Some horse owners have discovered that their equine friends enjoy an assortment of vegetables beyond the usual carrots and apples. Broccoli and turnips, for example, can be surprising favorites among horses. These veggies offer a variety of flavors and textures, providing a healthy and interesting addition to their diet.
Indulging in Sweet Rewards
Occasionally, horse owners may treat their companions to human snacks, such as peppermint candies, vanilla wafers, or even poptarts. While these treats can be a fun and indulgent experience for the horse, it’s crucial to remember that they should only be given sparingly and as occasional rewards. Always consider the nutritional value and potential effects on the horse’s health before offering such treats.
|Fig Newtons||Soft, cookie-like treat with a sweet fig filling that some horses enjoy.|
|Licorice||Sweet and chewy snack that can be a unique treat option for horses.|
|Broccoli and Turnips||Surprising vegetable favorites among horses, offering variety in flavors and textures.|
|Peppermint Candies, Vanilla Wafers, and Poptarts||Occasional indulgent treats that some horse owners offer their companions.|
Remember, when introducing new treats, it’s important to start with small amounts and monitor your horse’s response. Every horse is different, and what works for one may not work for another. Treats should always be given in moderation and in consideration of the horse’s overall diet and health. Enjoy exploring these fun treat ideas and discovering what brings joy to your equine friend!
In conclusion, when it comes to equine nutrition and treat safety, responsible feeding is of utmost importance. While horses can enjoy certain treats like brown sugar in moderation, it is crucial to consider their overall dietary needs and consult professionals for guidance.
Treats should always be given sparingly, taking into account the horse’s specific nutritional requirements and any existing health conditions. By practicing responsible and informed feeding, we can ensure the well-being and happiness of our equine companions.
Remember, equine nutrition is a critical aspect of horse care. When it comes to treats, it’s essential to prioritize their overall health and longevity. Treats should complement their diet, rather than replace it entirely. Always consult with a veterinarian or equine nutritionist to ensure that the treats you provide are suitable and safe for your horse.

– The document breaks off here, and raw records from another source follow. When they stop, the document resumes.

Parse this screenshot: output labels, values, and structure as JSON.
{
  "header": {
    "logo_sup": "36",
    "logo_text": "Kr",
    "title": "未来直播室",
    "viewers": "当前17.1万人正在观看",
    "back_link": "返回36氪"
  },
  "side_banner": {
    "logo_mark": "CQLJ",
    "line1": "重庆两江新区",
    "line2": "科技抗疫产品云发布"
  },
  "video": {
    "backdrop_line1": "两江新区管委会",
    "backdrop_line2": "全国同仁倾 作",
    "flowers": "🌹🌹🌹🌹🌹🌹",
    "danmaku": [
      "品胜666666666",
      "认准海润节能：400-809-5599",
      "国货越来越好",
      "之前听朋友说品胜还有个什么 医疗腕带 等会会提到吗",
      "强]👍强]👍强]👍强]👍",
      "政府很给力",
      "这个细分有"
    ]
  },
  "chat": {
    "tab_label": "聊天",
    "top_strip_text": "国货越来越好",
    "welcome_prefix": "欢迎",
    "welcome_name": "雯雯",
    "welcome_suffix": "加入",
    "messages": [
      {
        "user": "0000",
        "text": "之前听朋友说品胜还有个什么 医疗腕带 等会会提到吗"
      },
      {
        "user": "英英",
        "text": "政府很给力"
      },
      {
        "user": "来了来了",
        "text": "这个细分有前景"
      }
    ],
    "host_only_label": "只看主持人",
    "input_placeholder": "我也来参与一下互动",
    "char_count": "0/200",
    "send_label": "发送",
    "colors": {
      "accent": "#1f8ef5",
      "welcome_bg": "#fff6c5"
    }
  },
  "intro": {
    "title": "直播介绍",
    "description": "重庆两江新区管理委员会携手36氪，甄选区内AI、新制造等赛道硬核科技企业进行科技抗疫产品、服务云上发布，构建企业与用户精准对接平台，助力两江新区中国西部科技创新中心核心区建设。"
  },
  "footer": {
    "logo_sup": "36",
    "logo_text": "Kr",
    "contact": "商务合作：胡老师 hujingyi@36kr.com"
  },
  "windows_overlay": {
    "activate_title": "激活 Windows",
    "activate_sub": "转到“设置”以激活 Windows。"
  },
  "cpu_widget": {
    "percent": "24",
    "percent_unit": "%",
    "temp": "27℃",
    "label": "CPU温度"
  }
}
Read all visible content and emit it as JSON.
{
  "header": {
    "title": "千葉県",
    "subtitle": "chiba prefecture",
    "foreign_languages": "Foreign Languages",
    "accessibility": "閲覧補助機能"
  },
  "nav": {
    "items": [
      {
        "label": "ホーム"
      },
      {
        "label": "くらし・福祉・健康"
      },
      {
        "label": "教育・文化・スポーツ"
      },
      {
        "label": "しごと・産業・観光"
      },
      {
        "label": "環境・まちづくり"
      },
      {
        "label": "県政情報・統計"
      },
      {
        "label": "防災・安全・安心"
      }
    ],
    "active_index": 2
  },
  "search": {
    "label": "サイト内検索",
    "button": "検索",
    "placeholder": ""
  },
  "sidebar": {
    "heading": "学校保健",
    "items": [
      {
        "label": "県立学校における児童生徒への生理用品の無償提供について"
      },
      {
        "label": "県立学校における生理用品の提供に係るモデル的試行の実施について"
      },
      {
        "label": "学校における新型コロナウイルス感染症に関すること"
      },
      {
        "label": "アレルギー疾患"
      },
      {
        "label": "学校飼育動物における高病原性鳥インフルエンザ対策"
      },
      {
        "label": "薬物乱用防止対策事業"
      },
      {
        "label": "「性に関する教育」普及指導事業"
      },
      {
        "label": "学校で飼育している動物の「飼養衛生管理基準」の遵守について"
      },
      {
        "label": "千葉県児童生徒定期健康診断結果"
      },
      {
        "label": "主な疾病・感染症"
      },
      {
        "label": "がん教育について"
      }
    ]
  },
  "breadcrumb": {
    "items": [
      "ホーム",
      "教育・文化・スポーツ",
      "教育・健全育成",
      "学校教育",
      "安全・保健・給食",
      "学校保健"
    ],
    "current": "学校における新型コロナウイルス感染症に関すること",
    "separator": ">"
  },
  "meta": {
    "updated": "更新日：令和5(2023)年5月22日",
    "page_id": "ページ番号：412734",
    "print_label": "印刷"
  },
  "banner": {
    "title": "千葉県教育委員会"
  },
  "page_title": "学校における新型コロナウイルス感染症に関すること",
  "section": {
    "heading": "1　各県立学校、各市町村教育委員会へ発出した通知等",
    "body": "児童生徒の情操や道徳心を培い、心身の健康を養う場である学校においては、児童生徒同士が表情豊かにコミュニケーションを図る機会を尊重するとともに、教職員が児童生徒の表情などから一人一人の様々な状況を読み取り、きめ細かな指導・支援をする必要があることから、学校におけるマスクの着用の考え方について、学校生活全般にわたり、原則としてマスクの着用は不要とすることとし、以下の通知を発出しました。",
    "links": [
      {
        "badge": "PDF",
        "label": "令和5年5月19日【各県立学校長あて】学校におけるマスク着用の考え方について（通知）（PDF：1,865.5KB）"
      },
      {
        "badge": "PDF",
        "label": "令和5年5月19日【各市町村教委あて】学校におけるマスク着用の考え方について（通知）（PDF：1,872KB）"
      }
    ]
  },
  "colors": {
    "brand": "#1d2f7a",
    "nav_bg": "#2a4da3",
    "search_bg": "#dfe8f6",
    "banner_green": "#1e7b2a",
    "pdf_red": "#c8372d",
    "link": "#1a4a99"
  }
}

With responsible feeding practices and a focus on equine nutrition, we can maintain the optimal health and vitality of our horses. So, let’s continue to prioritize their well-being by offering treats in moderation and making informed choices about their diet.